Predator-free sanctuaries can assist the conservation of multiple endemic species, but quantitative evidence of these benefits is often lacking, especially for herpetofauna. We measured population responses of three common lizard species (schist geckos, Woodworthia ‘Central Otago’; McCann’s skinks, Oligosoma maccanni; and southern grass skinks, O. aff. polychroma Clade 5) 1 year before and 5 years after mammalian predators were removed inside a mammal-proof fence in a dry grass/shrubland habitat with abundant schist rock in Central Otago, New Zealand.
The main drivers of lizard population declines in Aotearoa New Zealand are habitat loss and introduced predators. Therefore, habitat enhancement could be useful for mitigating declines, but there is little information on how Aotearoa’s lizards respond to these interventions. We examined whether novel habitats created by ten c. 375 m3 constructed rock piles would be used by McCann’s skinks (Oligosoma maccani), southern grass skinks (O. aff. polychroma Clade 5), and kōrero geckos (Woodworthia “Otago/Southland large”).
The capture of animals in live traps poses inherent risks of heat stress and mortality to trapped individuals. Despite a long history of pitfall trap use in New Zealand for monitoring small lizards, the design of traps and their covers often varies; however, the effects that this has on the internal temperature of the traps is unknown. Poor trap design may increase the risk of stress and mortality if internal temperatures exceed thermal limits.
Nest characteristics and nest-site choice determine fitness outcomes for reptile embryos and resulting hatchlings. Little is known about the nesting of Oligosoma suteri, New Zealand’s only egg-laying lizard. We investigated the physical and thermal environment of nests and available microhabitats, including nest-like sites, with the aim of applying this information to future search efforts and translocation plans. Nests of O.

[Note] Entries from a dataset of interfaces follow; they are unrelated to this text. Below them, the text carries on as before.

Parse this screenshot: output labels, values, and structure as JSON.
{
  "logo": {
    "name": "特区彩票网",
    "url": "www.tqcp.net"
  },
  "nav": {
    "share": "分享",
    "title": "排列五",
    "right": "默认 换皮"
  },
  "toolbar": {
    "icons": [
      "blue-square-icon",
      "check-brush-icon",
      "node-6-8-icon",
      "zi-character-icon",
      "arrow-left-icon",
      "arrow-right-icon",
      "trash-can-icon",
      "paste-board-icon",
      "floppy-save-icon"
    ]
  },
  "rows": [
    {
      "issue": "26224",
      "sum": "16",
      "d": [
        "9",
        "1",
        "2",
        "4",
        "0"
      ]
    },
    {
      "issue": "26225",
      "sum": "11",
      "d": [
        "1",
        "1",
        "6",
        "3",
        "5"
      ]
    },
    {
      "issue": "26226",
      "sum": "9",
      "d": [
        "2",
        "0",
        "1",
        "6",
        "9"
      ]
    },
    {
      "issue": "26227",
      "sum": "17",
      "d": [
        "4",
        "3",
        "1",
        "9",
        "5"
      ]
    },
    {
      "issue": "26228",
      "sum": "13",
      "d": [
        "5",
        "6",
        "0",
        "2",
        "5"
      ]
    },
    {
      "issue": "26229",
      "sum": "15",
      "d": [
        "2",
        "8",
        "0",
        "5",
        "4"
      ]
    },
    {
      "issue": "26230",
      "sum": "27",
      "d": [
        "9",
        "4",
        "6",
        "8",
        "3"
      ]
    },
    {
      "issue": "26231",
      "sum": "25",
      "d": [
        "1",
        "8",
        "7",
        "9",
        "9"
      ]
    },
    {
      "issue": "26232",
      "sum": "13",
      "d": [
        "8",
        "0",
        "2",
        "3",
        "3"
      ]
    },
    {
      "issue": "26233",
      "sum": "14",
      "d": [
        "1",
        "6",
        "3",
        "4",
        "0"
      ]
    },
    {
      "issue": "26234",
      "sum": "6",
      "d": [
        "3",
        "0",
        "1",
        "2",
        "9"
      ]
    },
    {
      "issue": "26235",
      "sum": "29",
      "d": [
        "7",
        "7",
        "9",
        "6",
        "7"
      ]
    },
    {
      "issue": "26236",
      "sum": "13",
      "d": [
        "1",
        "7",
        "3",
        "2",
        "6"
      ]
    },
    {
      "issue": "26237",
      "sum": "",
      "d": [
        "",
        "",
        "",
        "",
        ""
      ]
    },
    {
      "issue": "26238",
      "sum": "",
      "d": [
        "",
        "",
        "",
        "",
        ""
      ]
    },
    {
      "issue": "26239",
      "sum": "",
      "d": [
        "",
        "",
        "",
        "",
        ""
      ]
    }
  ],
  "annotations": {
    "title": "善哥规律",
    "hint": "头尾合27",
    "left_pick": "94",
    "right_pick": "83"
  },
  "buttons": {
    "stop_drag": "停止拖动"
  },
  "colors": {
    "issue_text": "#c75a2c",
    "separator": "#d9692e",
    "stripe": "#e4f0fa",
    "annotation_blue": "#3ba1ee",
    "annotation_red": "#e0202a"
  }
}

Recently introduced mammalian predators have had devastating consequences for biotas of archipelagos that were isolated from mammals over evolutionary time. However, understanding which antipredator mechanisms are lost through relaxed selection, and how they influence the ability of prey to respond to novel predatory threats, is limited. The varying effects on native lizard populations of the relatively recent and patchy history of mammalian introductions to New Zealand’s islands provide an opportunity to examine the consequences of relaxed selection.
Many of New Zealand’s 104 lizard taxa are restricted to the country’s main islands where they are vulnerable to a range of threats. Information on population trends and basic ecological data are lacking for most species, hampering conservation efforts. We monitored a population of scree skinks (Oligosoma waimatense; conservation status: Nationally Vulnerable) in an alluvial stream bed in O Tu Wharekai Wetland in the mid-Canterbury high country over 10 years (2008−2018) to understand aspects of the population’s ecology, and to clarify potential threats and options for management.
The distribution and abundance of lizards relative to habitat structure were studied at Pukerua Bay, Wellington between December 1982 and March 1988 in order to identify options for management of the habitat of the five species of lizards present. One species, Whitaker's skink (Cyclodina whitakeri), is a threatened species with only one known mainland population. Pitfall traps were set for 23 667 trap-days and yielded 2897 lizard captures. Highest capture rate was for common skinks (Oligosoma nigriplantare polychroma) and lowest rate was for C. whitakeri.
Two conservation tools have been developed over the last 10–15 years for species on the New Zealand mainland that are vulnerable to introduced mammalian predators: landscape-scale predator trapping networks, and eradication of predators within mammal-proof exclosures. We tested whether these tools would allow population growth of critically endangered grand skinks (Oligosoma grande) and Otago skinks (O. otagense) over three years.